# INPUT DATA

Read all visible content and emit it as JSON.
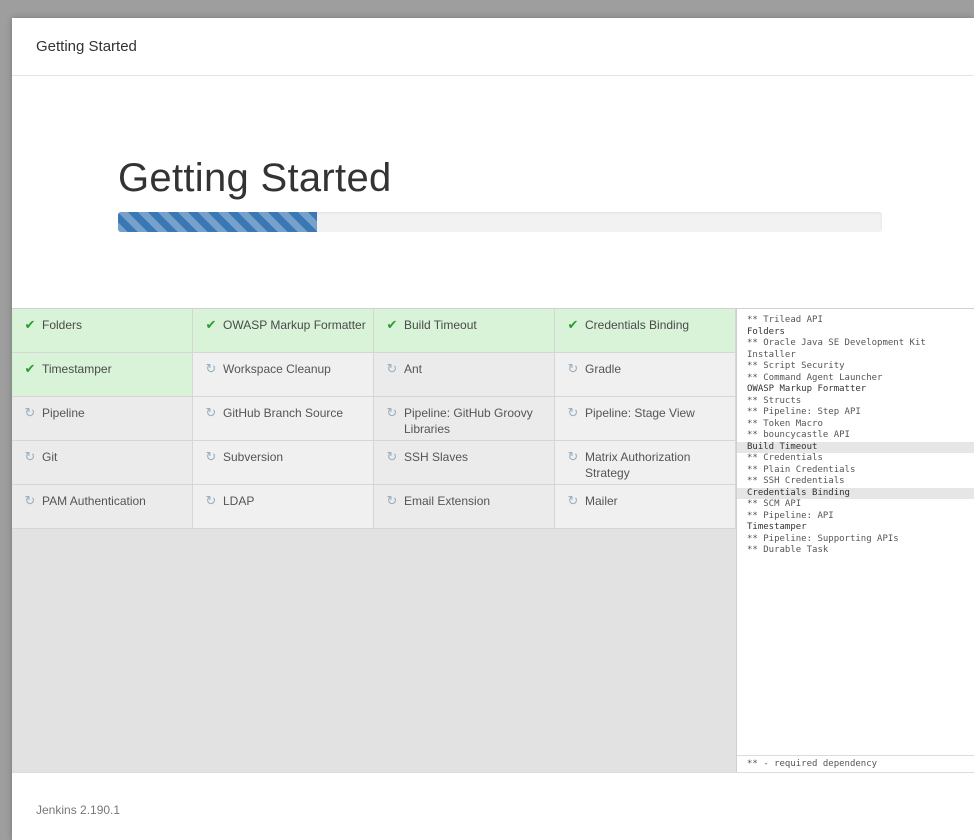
{
  "dialog": {
    "title": "Getting Started"
  },
  "hero": {
    "title": "Getting Started",
    "progress_percent": 26
  },
  "plugins": [
    {
      "label": "Folders",
      "status": "done"
    },
    {
      "label": "OWASP Markup Formatter",
      "status": "done"
    },
    {
      "label": "Build Timeout",
      "status": "done"
    },
    {
      "label": "Credentials Binding",
      "status": "done"
    },
    {
      "label": "Timestamper",
      "status": "done"
    },
    {
      "label": "Workspace Cleanup",
      "status": "pending"
    },
    {
      "label": "Ant",
      "status": "pending"
    },
    {
      "label": "Gradle",
      "status": "pending"
    },
    {
      "label": "Pipeline",
      "status": "pending"
    },
    {
      "label": "GitHub Branch Source",
      "status": "pending"
    },
    {
      "label": "Pipeline: GitHub Groovy Libraries",
      "status": "pending"
    },
    {
      "label": "Pipeline: Stage View",
      "status": "pending"
    },
    {
      "label": "Git",
      "status": "pending"
    },
    {
      "label": "Subversion",
      "status": "pending"
    },
    {
      "label": "SSH Slaves",
      "status": "pending"
    },
    {
      "label": "Matrix Authorization Strategy",
      "status": "pending"
    },
    {
      "label": "PAM Authentication",
      "status": "pending"
    },
    {
      "label": "LDAP",
      "status": "pending"
    },
    {
      "label": "Email Extension",
      "status": "pending"
    },
    {
      "label": "Mailer",
      "status": "pending"
    }
  ],
  "log": {
    "lines": [
      {
        "text": "** Trilead API",
        "type": "dep"
      },
      {
        "text": "Folders",
        "type": "head"
      },
      {
        "text": "** Oracle Java SE Development Kit",
        "type": "dep"
      },
      {
        "text": "Installer",
        "type": "dep"
      },
      {
        "text": "** Script Security",
        "type": "dep"
      },
      {
        "text": "** Command Agent Launcher",
        "type": "dep"
      },
      {
        "text": "OWASP Markup Formatter",
        "type": "head"
      },
      {
        "text": "** Structs",
        "type": "dep"
      },
      {
        "text": "** Pipeline: Step API",
        "type": "dep"
      },
      {
        "text": "** Token Macro",
        "type": "dep"
      },
      {
        "text": "** bouncycastle API",
        "type": "dep"
      },
      {
        "text": "Build Timeout",
        "type": "hl"
      },
      {
        "text": "** Credentials",
        "type": "dep"
      },
      {
        "text": "** Plain Credentials",
        "type": "dep"
      },
      {
        "text": "** SSH Credentials",
        "type": "dep"
      },
      {
        "text": "Credentials Binding",
        "type": "hl"
      },
      {
        "text": "** SCM API",
        "type": "dep"
      },
      {
        "text": "** Pipeline: API",
        "type": "dep"
      },
      {
        "text": "Timestamper",
        "type": "head"
      },
      {
        "text": "** Pipeline: Supporting APIs",
        "type": "dep"
      },
      {
        "text": "** Durable Task",
        "type": "dep"
      }
    ],
    "footer": "** - required dependency"
  },
  "footer": {
    "version": "Jenkins 2.190.1"
  },
  "icons": {
    "done": "check-icon",
    "pending": "refresh-icon"
  },
  "colors": {
    "accent": "#3a78b5",
    "done_bg": "#d8f3d8",
    "check": "#2e9b2e"
  }
}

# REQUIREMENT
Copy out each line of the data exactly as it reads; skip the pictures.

# WORKED SOLUTION
Read all visible content and emit it as JSON.
{
  "dialog": {
    "title": "Getting Started"
  },
  "hero": {
    "title": "Getting Started",
    "progress_percent": 26
  },
  "plugins": [
    {
      "label": "Folders",
      "status": "done"
    },
    {
      "label": "OWASP Markup Formatter",
      "status": "done"
    },
    {
      "label": "Build Timeout",
      "status": "done"
    },
    {
      "label": "Credentials Binding",
      "status": "done"
    },
    {
      "label": "Timestamper",
      "status": "done"
    },
    {
      "label": "Workspace Cleanup",
      "status": "pending"
    },
    {
      "label": "Ant",
      "status": "pending"
    },
    {
      "label": "Gradle",
      "status": "pending"
    },
    {
      "label": "Pipeline",
      "status": "pending"
    },
    {
      "label": "GitHub Branch Source",
      "status": "pending"
    },
    {
      "label": "Pipeline: GitHub Groovy Libraries",
      "status": "pending"
    },
    {
      "label": "Pipeline: Stage View",
      "status": "pending"
    },
    {
      "label": "Git",
      "status": "pending"
    },
    {
      "label": "Subversion",
      "status": "pending"
    },
    {
      "label": "SSH Slaves",
      "status": "pending"
    },
    {
      "label": "Matrix Authorization Strategy",
      "status": "pending"
    },
    {
      "label": "PAM Authentication",
      "status": "pending"
    },
    {
      "label": "LDAP",
      "status": "pending"
    },
    {
      "label": "Email Extension",
      "status": "pending"
    },
    {
      "label": "Mailer",
      "status": "pending"
    }
  ],
  "log": {
    "lines": [
      {
        "text": "** Trilead API",
        "type": "dep"
      },
      {
        "text": "Folders",
        "type": "head"
      },
      {
        "text": "** Oracle Java SE Development Kit",
        "type": "dep"
      },
      {
        "text": "Installer",
        "type": "dep"
      },
      {
        "text": "** Script Security",
        "type": "dep"
      },
      {
        "text": "** Command Agent Launcher",
        "type": "dep"
      },
      {
        "text": "OWASP Markup Formatter",
        "type": "head"
      },
      {
        "text": "** Structs",
        "type": "dep"
      },
      {
        "text": "** Pipeline: Step API",
        "type": "dep"
      },
      {
        "text": "** Token Macro",
        "type": "dep"
      },
      {
        "text": "** bouncycastle API",
        "type": "dep"
      },
      {
        "text": "Build Timeout",
        "type": "hl"
      },
      {
        "text": "** Credentials",
        "type": "dep"
      },
      {
        "text": "** Plain Credentials",
        "type": "dep"
      },
      {
        "text": "** SSH Credentials",
        "type": "dep"
      },
      {
        "text": "Credentials Binding",
        "type": "hl"
      },
      {
        "text": "** SCM API",
        "type": "dep"
      },
      {
        "text": "** Pipeline: API",
        "type": "dep"
      },
      {
        "text": "Timestamper",
        "type": "head"
      },
      {
        "text": "** Pipeline: Supporting APIs",
        "type": "dep"
      },
      {
        "text": "** Durable Task",
        "type": "dep"
      }
    ],
    "footer": "** - required dependency"
  },
  "footer": {
    "version": "Jenkins 2.190.1"
  },
  "icons": {
    "done": "check-icon",
    "pending": "refresh-icon"
  },
  "colors": {
    "accent": "#3a78b5",
    "done_bg": "#d8f3d8",
    "check": "#2e9b2e"
  }
}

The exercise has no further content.